Heat degrades THC. Recall that you lost some THC during the extraction process. It also got stuck on the sides of your bowls and spoons. Some got stuck in the strainer. Some got stuck on your beater. When you cook it, even more THC breaks down. Some will break down into other cannabinoids like CBN. Other THC molecules will simply become useless atomic fragments.
Some dishes don’t require you to cook the butter or oil into your dish. You may drizzle it onto your food or mix it in cold, like in a salad. And that’s totally fine. If you did the extraction correctly, the oil will work regardless if it’s cooked in or not. Heck, you could even drink the oil straight, if you wanted. (Ew.)
Step Five: Partition
Now that you’ve got your dish completed, you should divide it into equal, even parts. If you don’t, you certainly risk inaccurate dosing. If you made a 340mg THC cake, and you go nuts and eat half of it – bye, bye. See you in a few days.
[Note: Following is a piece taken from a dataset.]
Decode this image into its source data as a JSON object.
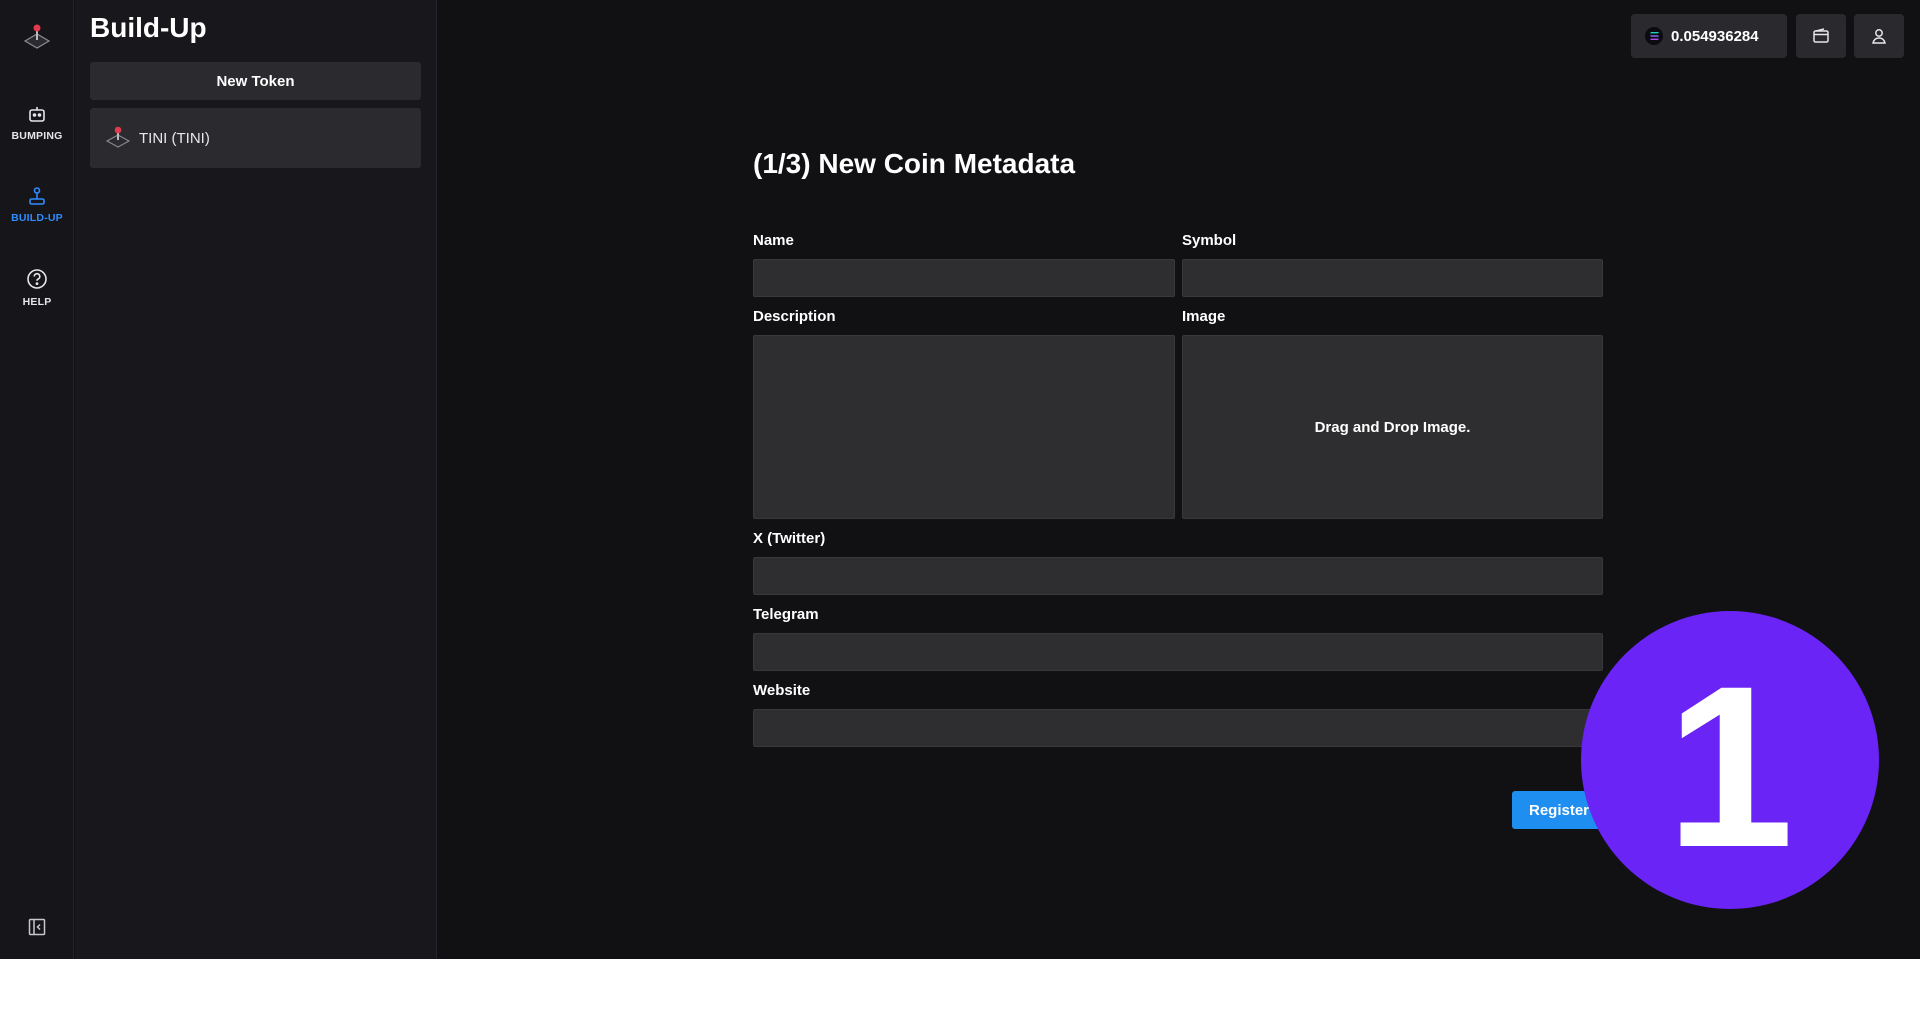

Rather, you should use your calculations from Step One to figure out how much THC you want in each serving. We’re assuming you’re using the entire batch of oil you made earlier. That 340mg THC cake can be cut into, say, eight slices. That leaves each slice with about 42mg THC. You can further split a single slice into roughly equal parts, say four more times, giving you about 10mg THC per piece of cake.
But remember! Every step of the cooking process adds more error to the entire thing. Heating the THC adds error. Transferring the oil from one bowl to another container adds error. Using a spoon adds error. Dipping your finger into the mix and tasting it adds error. Beating it adds error. Baking or cooking the oil into the food adds error. And partitioning adds error as well. All these little errors compound and ultimately add up to a mystery THC value.
Without lab testing your ingredients every step of the way, you really have no idea how much THC you’ve got in a single serving. Ever. This is why buying edibles from a dispensary is much, much more reliable than making them at home.
Step Six: Know Your Limits and Your Needs
This final step requires that you already have some idea of how much THC you can handle. I know some people who can eat 1000mg THC in a single sitting and never feel a thing. I know others who will consume 5mg THC and lose their danged minds.
We all react differently to cannabis, so it’s no different with edibles. In fact, edibles can be surprisingly potent even to heavy smokers, so dine accordingly.
All-in-all, when you make edibles at home, you’ve turned yourself into a guinea pig. There are so many variables that factor in to what you’ll end up with that it’s practically impossible to calculate it based on whatever (and likely inaccurate) THC percentage is reported on your flower label.
Some of you may prefer it that way. Heck, it’s how our ancestors prepared cannabis, and it’s not like you can die from it, right?